First, a word about no-flush Niacin. You've probably heard of this, but what you probably haven't heard is the no-flush Niacin is not actually Niacin (nicotinic acid), but is instead an isomer of Niacin called inositol hexanicotinate. Inositol hexanicotinate does not impart the same benefits for your cholesterol, so taking it would be useless for that purpose.
Some things you can do to help prevent or reduce the Niacin flush
- Start with lower doses and work your way up. Start with very small amounts of niacin and gradually increase. One method might be to start with a 25mg three times a day, such as with each meal. The next day, try 50mg at breakfast, 25mg at lunch and 25mg at supper. The day after that, take 50mg with breakfast, 50mg with lunch, and 25mg at supper. The next day, 50mg at each meal. Then 75mg, 50mg and 50mg, then 75mg, 65mg, 50mg, and so on.The most effective benefits from Niacin for cholesterol usually start around 1,500mg a day, which would be 500mg with each meal. Work with your doctor to figure out what daily dose works best for you. I, personally, take 2,000mg a day - 1,000mg in the morning and 1,000mg in the evening. I still get the flush, but I'm used to it now and it no longer bothers me.
- Niacin supplements are available in regular and a timed-release form. Timed-release versions of Niacin are supposed to help people avoid the flush effect. The problem with most time-release Niacin supplements is that they have been associated with liver problems.The time-release forms of nicotinic acid formulated in a way that the niacin is slowly released as the tablet travels through the intestines. Unfortunately, this means the liver is constantly processing niacin, and, for some individuals, this can cause liver issues. Be aware that if you take time-release Niacin, your doses should be approximately half what you would take with a quick release version. Also know that a time-release version of Niacin may only delay the flush, not prevent it!

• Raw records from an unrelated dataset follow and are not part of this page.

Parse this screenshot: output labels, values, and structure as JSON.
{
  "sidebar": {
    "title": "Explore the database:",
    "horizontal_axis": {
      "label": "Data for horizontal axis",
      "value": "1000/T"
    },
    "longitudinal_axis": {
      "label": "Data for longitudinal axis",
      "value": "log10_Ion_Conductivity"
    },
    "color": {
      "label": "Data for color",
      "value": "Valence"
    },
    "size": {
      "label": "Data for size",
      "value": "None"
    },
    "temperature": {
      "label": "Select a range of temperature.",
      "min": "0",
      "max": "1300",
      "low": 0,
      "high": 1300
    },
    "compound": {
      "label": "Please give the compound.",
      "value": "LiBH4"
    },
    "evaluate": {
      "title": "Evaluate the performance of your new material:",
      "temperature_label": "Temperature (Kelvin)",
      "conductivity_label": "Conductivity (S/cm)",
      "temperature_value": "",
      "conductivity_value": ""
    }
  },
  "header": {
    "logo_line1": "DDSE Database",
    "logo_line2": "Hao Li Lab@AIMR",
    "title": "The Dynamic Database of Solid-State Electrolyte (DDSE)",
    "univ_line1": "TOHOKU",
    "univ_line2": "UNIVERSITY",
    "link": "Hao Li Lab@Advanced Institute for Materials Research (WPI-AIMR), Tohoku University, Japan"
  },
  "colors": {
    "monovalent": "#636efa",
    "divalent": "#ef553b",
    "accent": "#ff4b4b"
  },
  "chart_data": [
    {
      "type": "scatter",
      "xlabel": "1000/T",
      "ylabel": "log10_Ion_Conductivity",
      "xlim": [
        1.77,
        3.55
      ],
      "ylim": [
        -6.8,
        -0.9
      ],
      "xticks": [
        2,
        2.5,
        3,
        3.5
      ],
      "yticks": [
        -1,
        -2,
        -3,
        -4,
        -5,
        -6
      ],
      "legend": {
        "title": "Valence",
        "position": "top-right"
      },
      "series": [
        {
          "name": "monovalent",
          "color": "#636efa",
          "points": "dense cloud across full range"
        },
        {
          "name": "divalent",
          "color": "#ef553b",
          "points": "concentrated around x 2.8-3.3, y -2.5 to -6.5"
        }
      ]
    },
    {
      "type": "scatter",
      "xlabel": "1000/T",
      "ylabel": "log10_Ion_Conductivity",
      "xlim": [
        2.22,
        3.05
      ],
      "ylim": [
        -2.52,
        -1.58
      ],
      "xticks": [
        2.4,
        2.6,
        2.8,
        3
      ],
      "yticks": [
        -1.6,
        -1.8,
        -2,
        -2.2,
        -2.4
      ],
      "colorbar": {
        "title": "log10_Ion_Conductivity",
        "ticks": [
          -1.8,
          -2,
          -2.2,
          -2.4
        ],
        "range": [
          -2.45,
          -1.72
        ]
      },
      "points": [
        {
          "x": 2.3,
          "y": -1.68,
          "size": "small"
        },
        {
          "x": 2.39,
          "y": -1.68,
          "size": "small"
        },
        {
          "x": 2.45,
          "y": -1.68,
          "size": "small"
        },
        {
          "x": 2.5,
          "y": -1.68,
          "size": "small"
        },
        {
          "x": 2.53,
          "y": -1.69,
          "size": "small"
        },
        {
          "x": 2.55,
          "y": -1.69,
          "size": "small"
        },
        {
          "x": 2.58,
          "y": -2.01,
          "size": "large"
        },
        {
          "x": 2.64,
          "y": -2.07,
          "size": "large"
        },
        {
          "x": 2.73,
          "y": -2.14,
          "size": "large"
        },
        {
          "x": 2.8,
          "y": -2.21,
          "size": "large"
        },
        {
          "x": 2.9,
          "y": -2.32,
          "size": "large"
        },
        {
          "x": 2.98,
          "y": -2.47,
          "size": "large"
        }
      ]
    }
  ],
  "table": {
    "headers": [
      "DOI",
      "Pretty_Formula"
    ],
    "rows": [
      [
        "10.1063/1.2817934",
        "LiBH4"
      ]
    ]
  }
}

- Try taking a 325mg dose of aspirin (1 tablet) 15 to 30 minutes before you take your Niacin. Studies have indicated taking an aspirin before taking the Niacin can decrease the flushing and itching. Know that this doesn't work for everyone and while it might reduce the effects of the flush, it probably won't completely prevent it.
- Take Niacin on a full stomach or with a meal. This can lessen or even prevent the flush completely, mainly because it slows the absorption of Niacin. Be aware though that sometimes taking Niacin with a meal might only delay the flush effect, causing it to occur much later. So don't panic if you start experiencing the flush and hour or even longer after taking the Niacin on a full stomach.
- Drink a lot of water. Some people claim that drinking 12 - 16 ounces of water when taking your Niacin dose can help prevent or limit the flush. personally, this method has been hit or miss for me, so I can't attest to it's effectiveness.
- A new study appearing in the online edition January 29, 2009 of the British Journal of Pharmacology reveals that the supplement quercetin is a very efficient flush-blocker when teamed with niacin. Quercetin is a common bioflavonoid found in apples, buckwheat, tea and onions. It is associated with protection from cancer, and blocks the release of histamine, making it an ideal allergy blocker. In the experiment, the quercetin was injected, so it remains to be seen if oral dosing will have the same benefits, but it's worth a try if you're taking niacin and are bothered by flushing. Two 500 mg capsules of quercetin an hour or so before niacin dosing might work.